Gauging the India-China relationship in the long term
If there is one relationship in Indian diplomacy that has kept India on tenterhooks it is the Indo-China relationship. Starting from the phrase “Hindi Chini Bhai Bhai” during the Nehru-Zhou Enlai era, the current relationship is marred by uncertainties and distrust due to the changing geopolitical profile of both nations. India has come a long way from being under brutal colonial rule signified by widespread hunger, poverty, and illiteracy to being the fastest economy in the world with a strong strategic outlook. Similarly, China too came out of its past of Civil war and warlordism to being the second largest economy in the world and a world-class battery of military forces with an ambition to reclaim its rightful position in the current world order.
Against this competing rise of both nations in a crowded Asian neighbourhood, the deadly clashes at Galwan in Ladakh mark a new low in the Indo-China relationship. It led to the 20 Indian soldiers attaining martyrdom while the casualties on the Chinese side remain unknown. The Chinese Peoples’s Liberation army illegally occupies vast swathes of Indian territories in Depsang plain, hot springs, and Pangong Tso lake. Subsequently, to resolve the stalemate, sixteen rounds of corps commander-level talks have been held across the borders of both nations but no status quo ante has been achieved to date in critical areas like the Depsang, Hot springs, etc.
The aftermath of this incident
India’s External Affairs Minister Dr S Jaishankar while delivering a lecture at the prestigious Chulalongkorn University described the relationship between the two Asian giants as passing through an “extremely difficult phase” due to the Chinese actions at the border. He said, “At the moment [the India-China] relationship is going through an extremely difficult phase after what China did at the border,”.

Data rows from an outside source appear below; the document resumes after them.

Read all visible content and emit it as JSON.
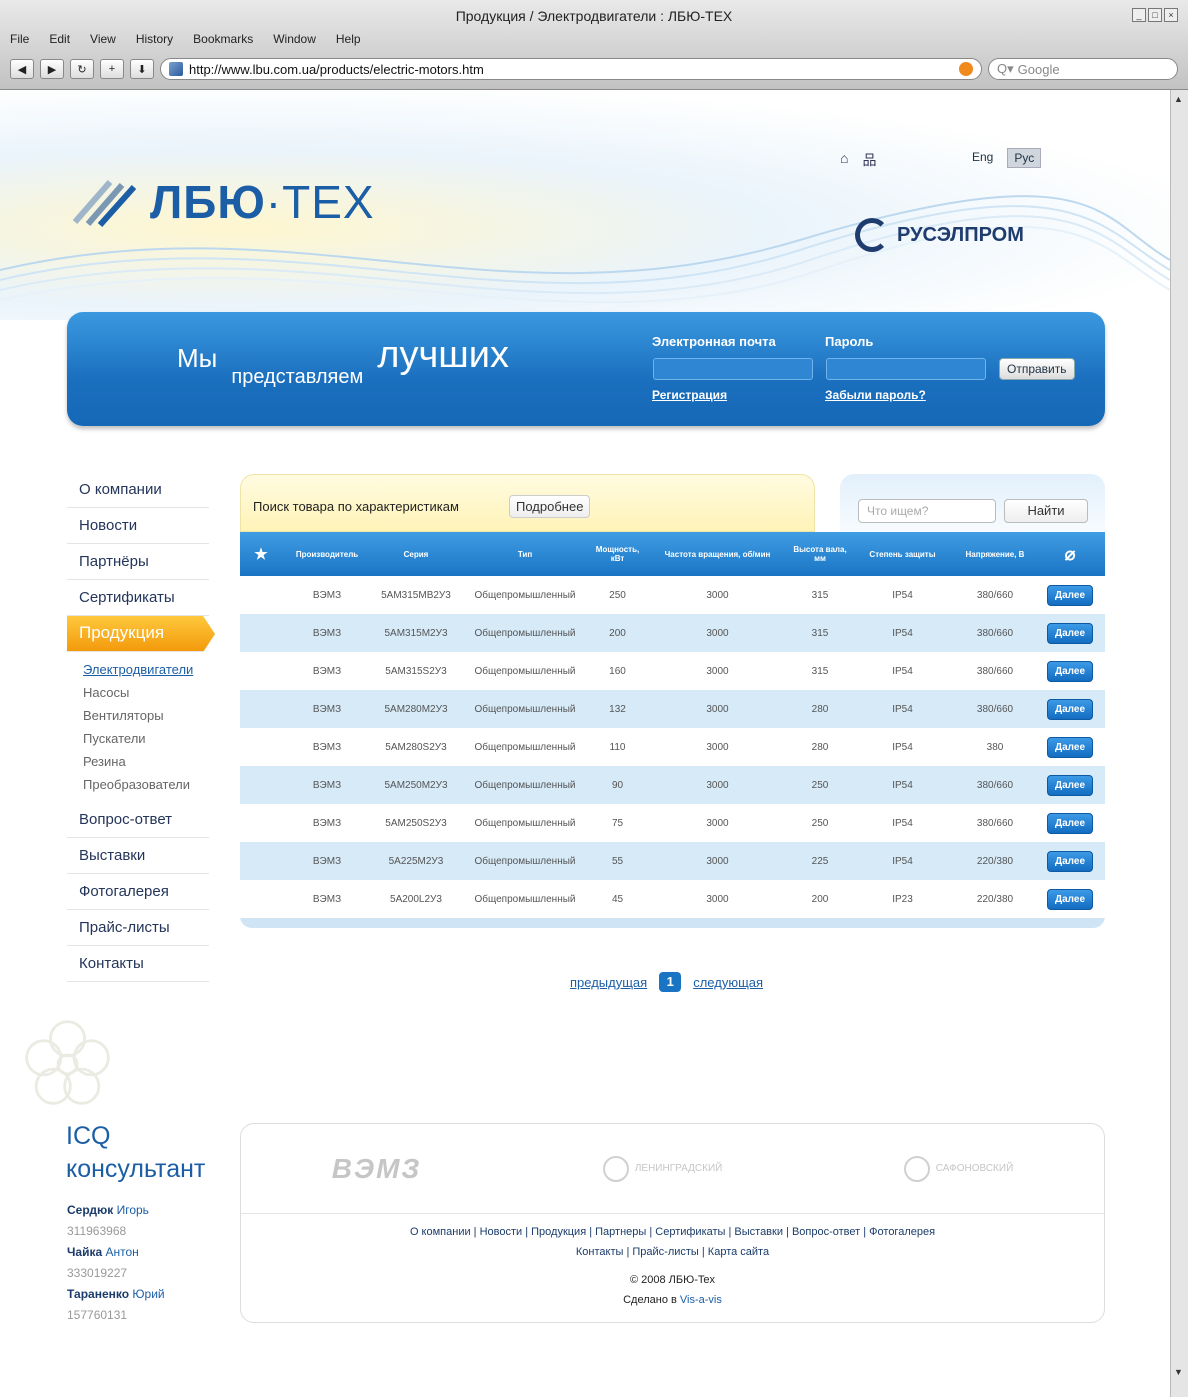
{
  "window": {
    "title": "Продукция / Электродвигатели : ЛБЮ-ТЕХ",
    "menu": [
      "File",
      "Edit",
      "View",
      "History",
      "Bookmarks",
      "Window",
      "Help"
    ],
    "url": "http://www.lbu.com.ua/products/electric-motors.htm",
    "search_placeholder": "Google"
  },
  "header": {
    "logo_bold": "ЛБЮ",
    "logo_rest": "·ТЕХ",
    "lang_eng": "Eng",
    "lang_rus": "Рус",
    "partner": "РУСЭЛПРОМ"
  },
  "banner": {
    "s1": "Мы",
    "s2": "представляем",
    "s3": "лучших",
    "email_label": "Электронная почта",
    "password_label": "Пароль",
    "send": "Отправить",
    "register": "Регистрация",
    "forgot": "Забыли пароль?"
  },
  "nav": {
    "items": [
      "О компании",
      "Новости",
      "Партнёры",
      "Сертификаты",
      "Продукция"
    ],
    "sub": [
      "Электродвигатели",
      "Насосы",
      "Вентиляторы",
      "Пускатели",
      "Резина",
      "Преобразователи"
    ],
    "items2": [
      "Вопрос-ответ",
      "Выставки",
      "Фотогалерея",
      "Прайс-листы",
      "Контакты"
    ]
  },
  "icq": {
    "title1": "ICQ",
    "title2": "консультант",
    "people": [
      {
        "last": "Сердюк",
        "first": "Игорь",
        "num": "311963968"
      },
      {
        "last": "Чайка",
        "first": "Антон",
        "num": "333019227"
      },
      {
        "last": "Тараненко",
        "first": "Юрий",
        "num": "157760131"
      }
    ]
  },
  "search": {
    "adv_label": "Поиск товара по характеристикам",
    "adv_btn": "Подробнее",
    "quick_placeholder": "Что ищем?",
    "quick_btn": "Найти"
  },
  "table": {
    "headers": [
      "Производитель",
      "Серия",
      "Тип",
      "Мощность, кВт",
      "Частота вращения, об/мин",
      "Высота вала, мм",
      "Степень защиты",
      "Напряжение, В"
    ],
    "more": "Далее",
    "rows": [
      [
        "ВЭМЗ",
        "5АМ315МВ2У3",
        "Общепромышленный",
        "250",
        "3000",
        "315",
        "IP54",
        "380/660"
      ],
      [
        "ВЭМЗ",
        "5АМ315М2У3",
        "Общепромышленный",
        "200",
        "3000",
        "315",
        "IP54",
        "380/660"
      ],
      [
        "ВЭМЗ",
        "5АМ315S2У3",
        "Общепромышленный",
        "160",
        "3000",
        "315",
        "IP54",
        "380/660"
      ],
      [
        "ВЭМЗ",
        "5АМ280М2У3",
        "Общепромышленный",
        "132",
        "3000",
        "280",
        "IP54",
        "380/660"
      ],
      [
        "ВЭМЗ",
        "5АМ280S2У3",
        "Общепромышленный",
        "110",
        "3000",
        "280",
        "IP54",
        "380"
      ],
      [
        "ВЭМЗ",
        "5АМ250М2У3",
        "Общепромышленный",
        "90",
        "3000",
        "250",
        "IP54",
        "380/660"
      ],
      [
        "ВЭМЗ",
        "5АМ250S2У3",
        "Общепромышленный",
        "75",
        "3000",
        "250",
        "IP54",
        "380/660"
      ],
      [
        "ВЭМЗ",
        "5А225М2У3",
        "Общепромышленный",
        "55",
        "3000",
        "225",
        "IP54",
        "220/380"
      ],
      [
        "ВЭМЗ",
        "5А200L2У3",
        "Общепромышленный",
        "45",
        "3000",
        "200",
        "IP23",
        "220/380"
      ]
    ]
  },
  "pager": {
    "prev": "предыдущая",
    "page": "1",
    "next": "следующая"
  },
  "footer": {
    "partner1": "ВЭМЗ",
    "partner2": "ЛЕНИНГРАДСКИЙ",
    "partner3": "САФОНОВСКИЙ",
    "links1": "О компании | Новости | Продукция | Партнеры | Сертификаты | Выставки | Вопрос-ответ | Фотогалерея",
    "links2": "Контакты | Прайс-листы | Карта сайта",
    "copyright": "© 2008 ЛБЮ-Tex",
    "made_prefix": "Сделано в ",
    "made_link": "Vis-a-vis"
  }
}
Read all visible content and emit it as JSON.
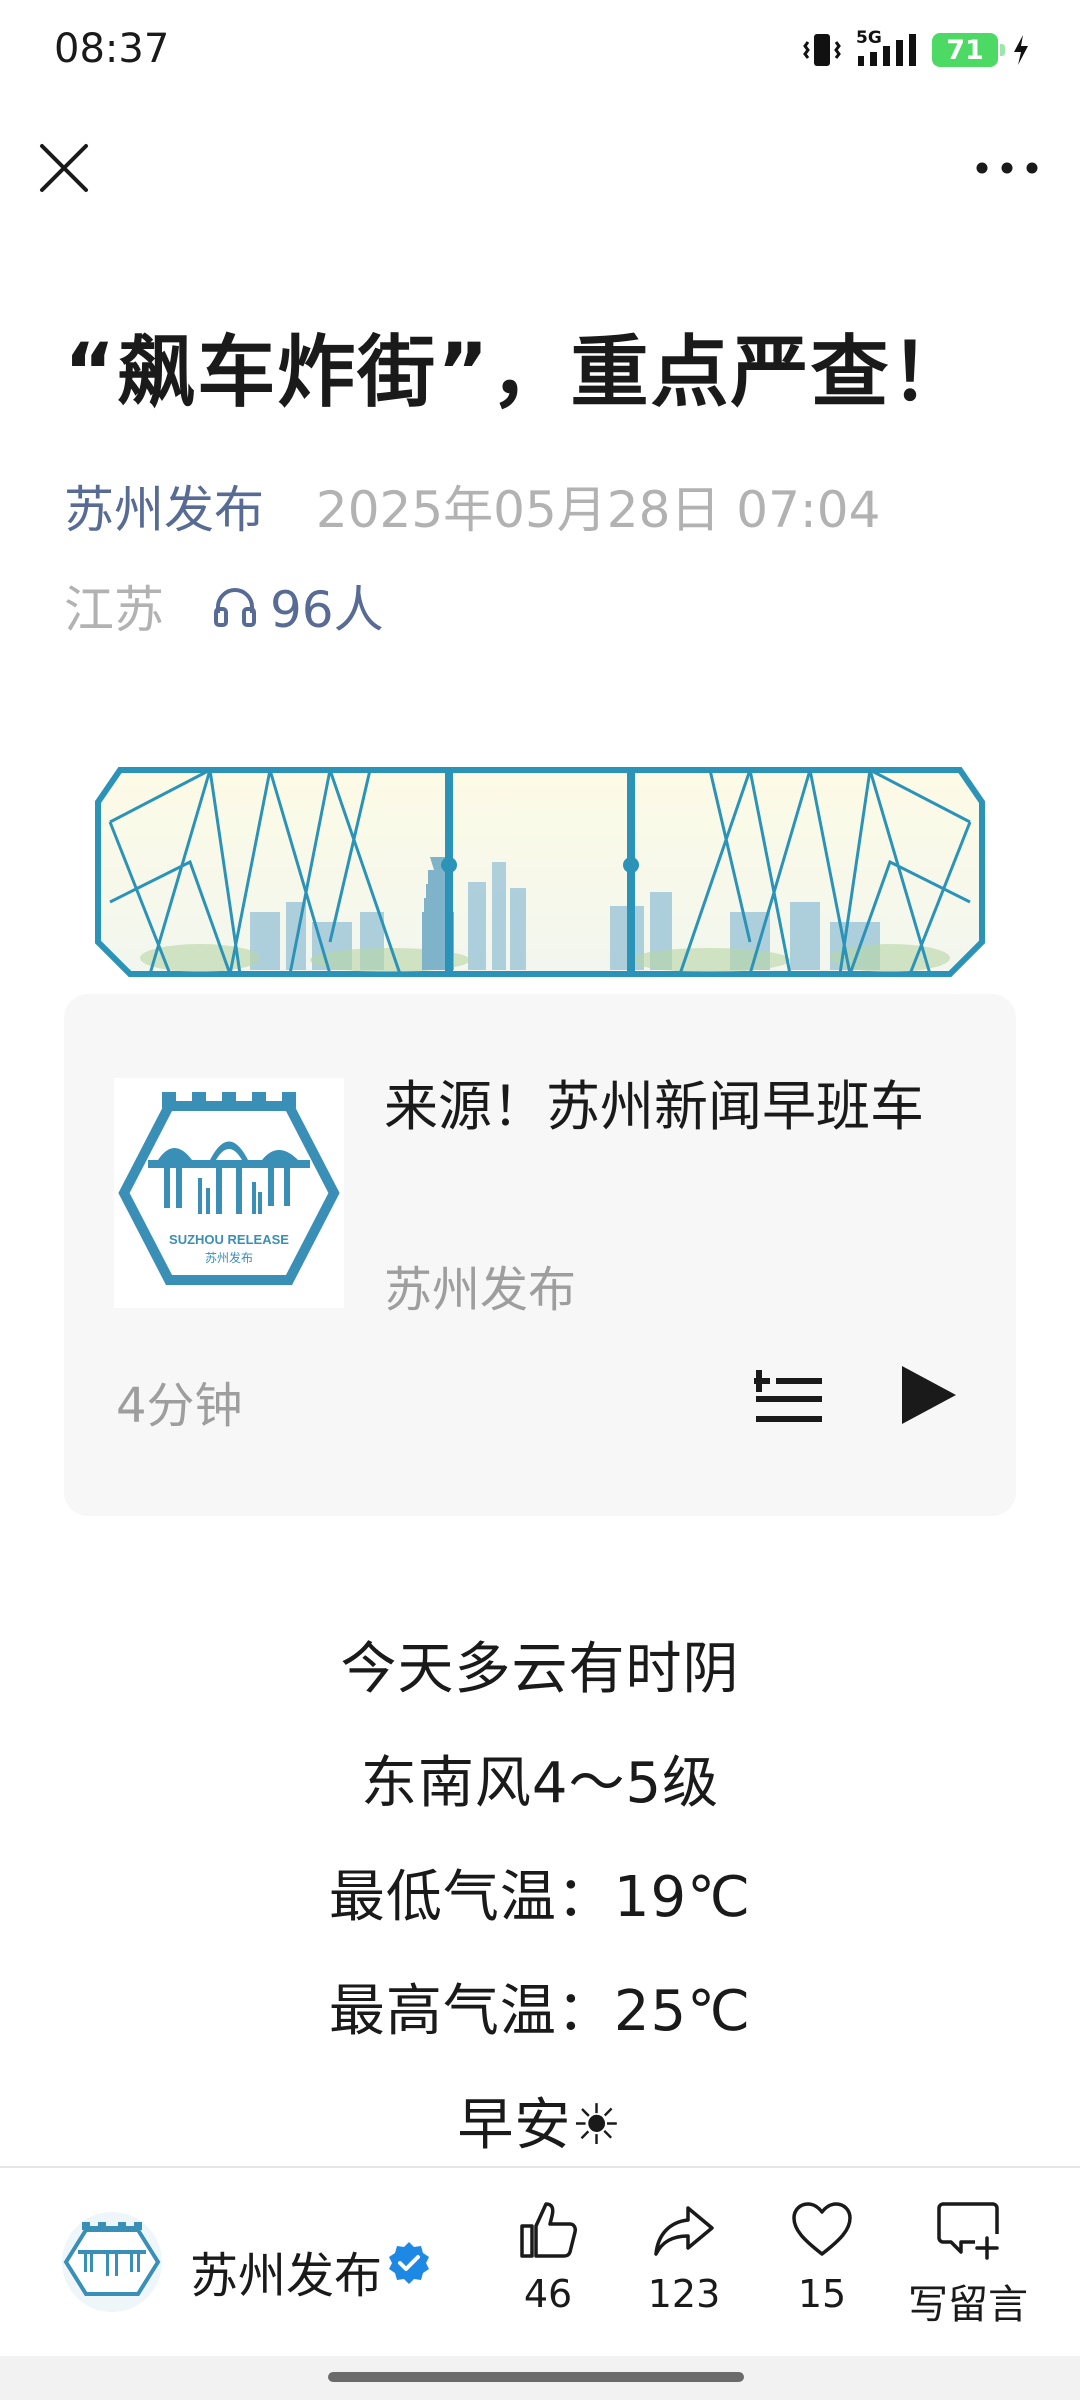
{
  "status_bar": {
    "time": "08:37",
    "network": "5G",
    "battery": "71"
  },
  "nav": {
    "close_icon": "close-icon",
    "more_icon": "more-dots-icon"
  },
  "article": {
    "title": "“飙车炸街”，重点严查！",
    "account": "苏州发布",
    "date": "2025年05月28日 07:04",
    "region": "江苏",
    "listeners": "96人"
  },
  "audio": {
    "title": "来源！苏州新闻早班车",
    "author": "苏州发布",
    "duration": "4分钟",
    "cover_text_en": "SUZHOU RELEASE",
    "cover_text_cn": "苏州发布"
  },
  "body": {
    "lines": [
      "今天多云有时阴",
      "东南风4～5级",
      "最低气温：19℃",
      "最高气温：25℃",
      "早安☀"
    ]
  },
  "bottom_bar": {
    "account_name": "苏州发布",
    "like_count": "46",
    "share_count": "123",
    "favorite_count": "15",
    "comment_label": "写留言"
  },
  "colors": {
    "link": "#576b95",
    "muted": "#b2b2b2",
    "brand_teal": "#2b93b8",
    "verified_blue": "#1e88e5"
  }
}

EAM Jaishankar was quite right in the assessment. The unilateral action by the Chinese changed the decade-old peace and tranquillity that was established under various agreements and conventions. For the first time whole of the boundary has become live with the actions of the Chinese forces. With a single stroke, the Chinese communist party has broken the trust and mutual understanding that were the important pillars of the ‘Panchsheel’ agreement between the two nations. Former National Security advisor Amb. Shiv Shankar Menon opined that “India-China ties set for hard times over next 5-10 years”. He noted that China is ‘in a hurry to seize a moment of opportunity outlined in its global ambitions. The Chinese side downplayed S. Jaishankar’s remarks by reminding the Indian side to see the relationship in totality. Chinese Foreign Ministry spokesman Wang Wenbin said at a press conference, “China and India maintain smooth communication over the boundary question. And our dialogue is effective.” He further elaborated that China and India are not each other’s threats, but cooperation partners.
Is the Asian Century possible?
During the lecture, S Jaishankar made a passionate appeal for the ‘Asian Century’ to be decided by both India and China. The term ‘Asian Century was first coined by the then premier of China Deng Xiaoping when he met with the then Indian prime Minister Rajeev Gandhi in 1988. “The Asian century will be difficult if India and China don’t come together”, said Jaishankar while delivering a lecture at the university. The remarks hold substance because both India and China are the birth of ancient civilizations with their own culture and history. Both the states are inhabited by a large mass of humanity comprising 36% of the world’s population. The geography of both nations dictates them to be significant player in the Asian subcontinent.
All the above facts suggest both India and China be natural partners in their development objectives. Their fall and rise as a nation will significantly affect the shaping of the rules-based international order.
Does China see India as equal?
China being a revisionist power sees the world in terms of hierarchies. Its conception of world order is based upon the principle of “Pecking order” where nations are arranged according to their material and non-material capabilities. According to the Chinese claim, being a civilizational state with a history of glory they naturally reside at the top of the order. It sees India either being lower in that Pecking order or not even a part of it.
After the Coming of Xi-Jinping at the helm of the Chinese Communist Party, China has become more ambitious and vocal in its aspirations. These aspirations stem from the fact that China of today is much more capable in terms of Economics and Defense, while India is struggling with a below-potential rate of economic growth and anaemic spending on defence capabilities. That suggests a wide asymmetry between both nations in terms of their composite power projections. This is the reason there is scepticism among the wide section of strategic scholars about China not seeing India as an equal partner in the Asian continent. Even if it sees India as a player, it would be a marginal actor playing its role after knowing its requisite place.
All these scenarios point to a rather diminishing future for the Indo-Sino relationship. Former Foreign Secretary of India Amb. Shyam Saran in his book “How China sees the World” highlights the difficulties India is facing while dealing with China. His conception includes the paucity of experts, lack of understanding of China, and the asymmetry in power as major factors. In his concluding remarks in the book, he anticipates a bleak future for China’s totalitarian regime and opportunities for India.
The views and opinions expressed in this article are those of the author and do not necessarily reflect the views of The Kootneeti Team